To do that, players need to get creative. There have been many crafty shots utilized down low over the years, ranging from quick post moves to fancy layups, and they all achieve the same purpose: to score over taller opponents. However, few are as effective as a hook shot.
What’s in a Hook
A hook shot is an extremely specific type of shot where a player turns perpendicular to the basket and, using their body to shield off the defender, moves their arm in a sweeping motion to throw (or hook) the ball up over their head towards the hoop.
Unlike a traditional jumper, hook shots are shot with one hand. The other arm is used alongside the body to create space between the ball and the defender. In that way, the hook shot is extremely hard to block. As it’s one-handed, it’s hard to control as well.
For those reasons, hook shots are typically only used right around the basket. The further a player steps out, the more difficult it becomes to control. A few athletes have managed to bring it out over the years, but that’s far from the norm.

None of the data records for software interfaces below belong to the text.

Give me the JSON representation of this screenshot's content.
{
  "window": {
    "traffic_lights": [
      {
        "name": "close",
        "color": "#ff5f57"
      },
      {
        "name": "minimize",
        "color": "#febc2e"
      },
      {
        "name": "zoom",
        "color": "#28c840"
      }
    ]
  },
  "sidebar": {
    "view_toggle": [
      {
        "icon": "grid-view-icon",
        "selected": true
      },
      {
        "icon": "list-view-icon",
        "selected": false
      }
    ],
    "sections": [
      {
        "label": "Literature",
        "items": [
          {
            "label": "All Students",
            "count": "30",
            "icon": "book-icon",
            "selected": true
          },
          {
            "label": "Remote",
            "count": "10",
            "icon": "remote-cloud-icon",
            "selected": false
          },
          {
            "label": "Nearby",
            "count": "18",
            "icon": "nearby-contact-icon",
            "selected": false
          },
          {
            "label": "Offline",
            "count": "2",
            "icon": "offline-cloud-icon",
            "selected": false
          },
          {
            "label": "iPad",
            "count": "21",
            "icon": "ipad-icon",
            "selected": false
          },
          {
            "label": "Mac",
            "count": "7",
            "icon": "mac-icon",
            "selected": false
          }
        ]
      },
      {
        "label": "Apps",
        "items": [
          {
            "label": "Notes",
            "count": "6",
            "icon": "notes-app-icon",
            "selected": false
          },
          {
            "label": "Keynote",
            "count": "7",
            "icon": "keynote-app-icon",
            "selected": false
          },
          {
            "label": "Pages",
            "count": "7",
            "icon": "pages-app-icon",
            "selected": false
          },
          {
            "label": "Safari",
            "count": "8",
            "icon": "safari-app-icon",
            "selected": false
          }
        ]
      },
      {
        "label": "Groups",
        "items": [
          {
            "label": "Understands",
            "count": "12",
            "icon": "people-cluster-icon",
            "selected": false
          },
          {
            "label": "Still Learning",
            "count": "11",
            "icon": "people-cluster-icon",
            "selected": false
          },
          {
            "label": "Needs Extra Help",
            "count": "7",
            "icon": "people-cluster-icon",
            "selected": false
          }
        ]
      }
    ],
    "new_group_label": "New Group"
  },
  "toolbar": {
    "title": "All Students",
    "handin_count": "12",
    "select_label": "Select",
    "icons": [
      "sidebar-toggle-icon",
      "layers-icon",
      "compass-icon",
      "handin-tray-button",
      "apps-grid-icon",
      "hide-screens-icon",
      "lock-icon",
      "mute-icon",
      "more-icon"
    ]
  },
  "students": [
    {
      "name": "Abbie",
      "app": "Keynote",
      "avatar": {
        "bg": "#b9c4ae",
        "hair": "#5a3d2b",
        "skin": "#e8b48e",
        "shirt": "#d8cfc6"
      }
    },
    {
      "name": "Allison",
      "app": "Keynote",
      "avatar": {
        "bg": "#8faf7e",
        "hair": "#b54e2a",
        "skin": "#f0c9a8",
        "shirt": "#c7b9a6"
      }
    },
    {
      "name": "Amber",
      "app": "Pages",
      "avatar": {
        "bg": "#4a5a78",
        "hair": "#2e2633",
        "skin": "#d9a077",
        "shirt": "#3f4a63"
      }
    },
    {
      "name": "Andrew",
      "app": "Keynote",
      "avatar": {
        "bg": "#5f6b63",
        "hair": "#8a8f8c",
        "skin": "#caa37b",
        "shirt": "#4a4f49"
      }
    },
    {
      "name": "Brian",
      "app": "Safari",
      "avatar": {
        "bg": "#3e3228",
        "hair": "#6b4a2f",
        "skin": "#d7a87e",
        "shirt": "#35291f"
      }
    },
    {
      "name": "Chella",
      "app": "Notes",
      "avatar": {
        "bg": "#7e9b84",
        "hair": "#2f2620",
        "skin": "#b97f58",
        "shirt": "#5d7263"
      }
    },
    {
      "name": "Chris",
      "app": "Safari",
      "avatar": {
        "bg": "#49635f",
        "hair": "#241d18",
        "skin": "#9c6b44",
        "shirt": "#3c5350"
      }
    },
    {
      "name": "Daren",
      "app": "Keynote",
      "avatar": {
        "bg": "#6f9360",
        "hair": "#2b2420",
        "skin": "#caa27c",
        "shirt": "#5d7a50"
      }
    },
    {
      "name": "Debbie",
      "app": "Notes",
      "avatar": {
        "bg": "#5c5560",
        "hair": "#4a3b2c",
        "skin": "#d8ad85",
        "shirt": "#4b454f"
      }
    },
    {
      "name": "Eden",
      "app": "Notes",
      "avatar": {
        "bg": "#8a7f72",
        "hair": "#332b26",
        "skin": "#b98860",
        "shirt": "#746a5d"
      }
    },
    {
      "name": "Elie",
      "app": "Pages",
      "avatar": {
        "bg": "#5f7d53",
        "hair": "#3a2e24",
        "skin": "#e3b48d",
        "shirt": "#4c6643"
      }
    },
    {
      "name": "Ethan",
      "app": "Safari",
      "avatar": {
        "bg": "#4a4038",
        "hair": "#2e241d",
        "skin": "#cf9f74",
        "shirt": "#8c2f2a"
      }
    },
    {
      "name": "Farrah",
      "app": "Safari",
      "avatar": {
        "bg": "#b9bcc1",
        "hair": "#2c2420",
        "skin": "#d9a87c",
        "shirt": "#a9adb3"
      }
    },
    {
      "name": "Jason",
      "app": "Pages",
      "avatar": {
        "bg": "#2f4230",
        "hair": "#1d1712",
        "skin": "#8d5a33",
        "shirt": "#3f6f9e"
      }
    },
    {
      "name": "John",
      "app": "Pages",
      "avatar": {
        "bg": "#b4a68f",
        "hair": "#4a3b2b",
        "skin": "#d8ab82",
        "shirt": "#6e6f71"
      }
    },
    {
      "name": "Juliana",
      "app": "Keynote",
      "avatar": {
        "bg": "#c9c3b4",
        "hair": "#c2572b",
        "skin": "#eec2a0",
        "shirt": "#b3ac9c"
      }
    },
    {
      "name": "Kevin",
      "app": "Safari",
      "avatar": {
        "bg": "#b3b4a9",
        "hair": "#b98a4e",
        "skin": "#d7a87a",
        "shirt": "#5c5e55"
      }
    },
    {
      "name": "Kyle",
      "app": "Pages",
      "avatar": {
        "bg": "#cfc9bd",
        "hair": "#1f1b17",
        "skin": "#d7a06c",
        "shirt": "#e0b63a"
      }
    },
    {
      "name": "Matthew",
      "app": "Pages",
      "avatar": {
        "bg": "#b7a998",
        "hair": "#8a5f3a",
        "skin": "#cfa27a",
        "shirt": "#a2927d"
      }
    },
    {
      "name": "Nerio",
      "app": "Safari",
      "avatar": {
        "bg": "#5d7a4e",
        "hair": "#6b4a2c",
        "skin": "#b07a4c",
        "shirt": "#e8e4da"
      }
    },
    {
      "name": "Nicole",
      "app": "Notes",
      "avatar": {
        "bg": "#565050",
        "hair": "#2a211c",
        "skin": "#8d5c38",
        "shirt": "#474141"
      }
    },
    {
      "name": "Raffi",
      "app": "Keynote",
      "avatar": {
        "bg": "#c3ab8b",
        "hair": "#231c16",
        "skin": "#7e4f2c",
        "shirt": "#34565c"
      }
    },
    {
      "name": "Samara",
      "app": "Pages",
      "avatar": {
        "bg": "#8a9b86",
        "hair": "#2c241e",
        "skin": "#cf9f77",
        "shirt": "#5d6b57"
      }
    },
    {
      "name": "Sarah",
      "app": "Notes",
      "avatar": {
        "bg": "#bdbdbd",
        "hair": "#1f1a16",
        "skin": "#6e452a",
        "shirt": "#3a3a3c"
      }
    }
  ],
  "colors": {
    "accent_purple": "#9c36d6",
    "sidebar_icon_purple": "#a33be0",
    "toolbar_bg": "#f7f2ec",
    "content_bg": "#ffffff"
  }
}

A Long and Storied History
The hook shot is perhaps one of the most effective post moves ever created. Not only does it allow shorter players to score on bigger ones, but it’s a great way for big men to ensure that nobody can interfere with their offensive efficiency.
The first hook shot ever made came in 1937, when Pranas Talzunas of Lithuania shot it during the FIBA championship that year. It was then popularized by Goose Tatum of the Harlem Globetrotters before becoming a staple among NBA big men.
It proved to be quite effective, and even gained popularity over the dunk because of how hard it was to block. In fact, it became so effective that Kareem Abdul-Jabaar got it banned for a short time in college due to its effectiveness.
The hall of famer is also credited with inventing the “Sky Hook.” That refers to a normal hook shot taken much further away from the hoop. The extra distance on the move creates an angle no one, even the tallest centers, can reach.
There have been a few other variations over the years, and they are all effective because they are all built on the same principle. As long as a player knows how to control the move and properly use their body, it’s almost impossible to stop.
The hook shot is one of the most utilized post moves in basketball. While some guards try it on drives, it’s mainly used down low. It’s a great way to get the ball over a taller defender, and is an efficient way to score. It may not come about a lot, but it’s always effective when it does.